One day it rained heavily and she stood outside his hut without entering. Vipranarayanan who was doing Puja finished it and came out. He saw Devadevi standing outside the hut, completely drenched. When asked why she did not enter inside, she replied that she did not want to disturb his Puja. This impressed him all the more and he invited her inside the hut and gave his upper cloth for changing into. Changing into the ill-fitting attire, she turned on her full charm, which bowled him over completely. From then on Lord was forgotten and he became Devadevi dasa. Once Devadevi knew he had been hooked she left him stating she wanted to be with her mother. Unable to bear the pangs of separation from her, he followed her to her place.
Once he became attached to her, Devadevi lost interest in him as she had won the challenge. Her mother who was interested in his money only, allowed him to stay with them until he exhausted all his money and then turned him out. Vipranarayanan came to his hut heart-broken and still pining for Devadevi. That night a handsome young man knocked at the door of Devadevi’s house and introducing himself as Vipranarayanan’s disciple, he presented a golden vessel as sent by Vipranarayanan who would be calling on them later in the morning. Devadevi’s mother received it and looking forward to extract more such treasures from him, went to bed.
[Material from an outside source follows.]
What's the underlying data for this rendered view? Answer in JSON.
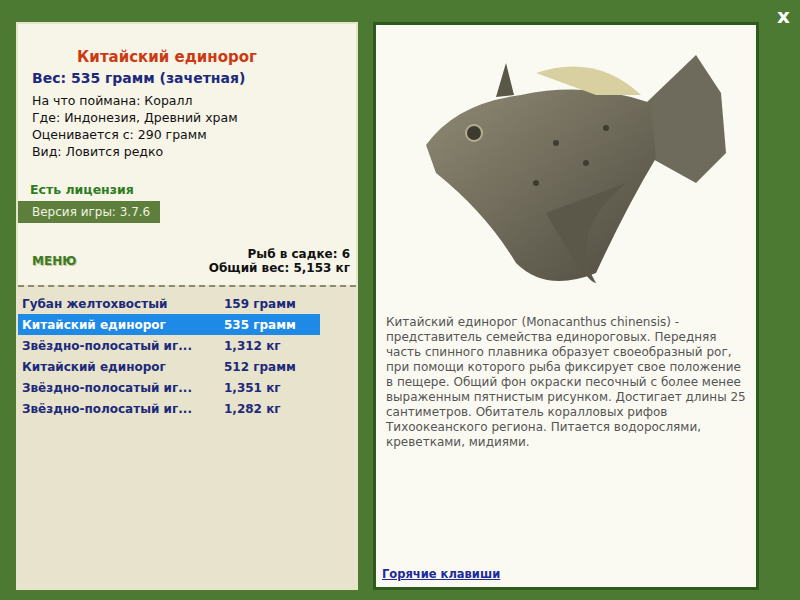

The next morning when the priests opened the temple doors they found a golden vessel used for Puja missing. They reported it to the king who sent his soldiers looking for it in all the houses. They found it in Devadevi’s house. It was the same vessel delivered by Vipranarayanan’s messenger to their house. When the soldiers learnt about it they went to Vipranarayanan’s place and arrested him. His pleas that he had no disciple and he knew nothing about the vessel went in vain and they put him in prison and reported to the king. The king who had known about Vipranarayanan’s devotion to Lord Ranganatha, was confused and postponed trying him to next day.
That night Lord appeared in King’s dream and told him that Vipranarayanan was innocent and that He only delivered the vessel to Devadevi’s house to help his devotee who was pining for her. Next morning the king himself went to the prison and released Vipranarayanan telling him about the dream and apologizing for suspecting such a great devotee of Lord. Vipranarayanan was deeply moved that Lord had not forgotten him while he has forgotten him totally in his infatuation for Devadevi. He went and prostrated before Lord Ranganatha and cried seeking forgiveness. It is then he sung the 45 pasurams of Thirumaalai in a mood of penitence. This and his only other composition, Thiruppalliezhuchchi figure in the first one thousand of Nalayira Divya Prabhandam, revered as Tamil Veda by Tengalai Vishnavites.
After this incident he returned to the fold of ananya bhakthas of the Lord never to stray again. As he worshipped all the bhaktas of Sri Vishnu and put the dust of their feet on his forehead, he was revered as Thondaradipodi Alwar.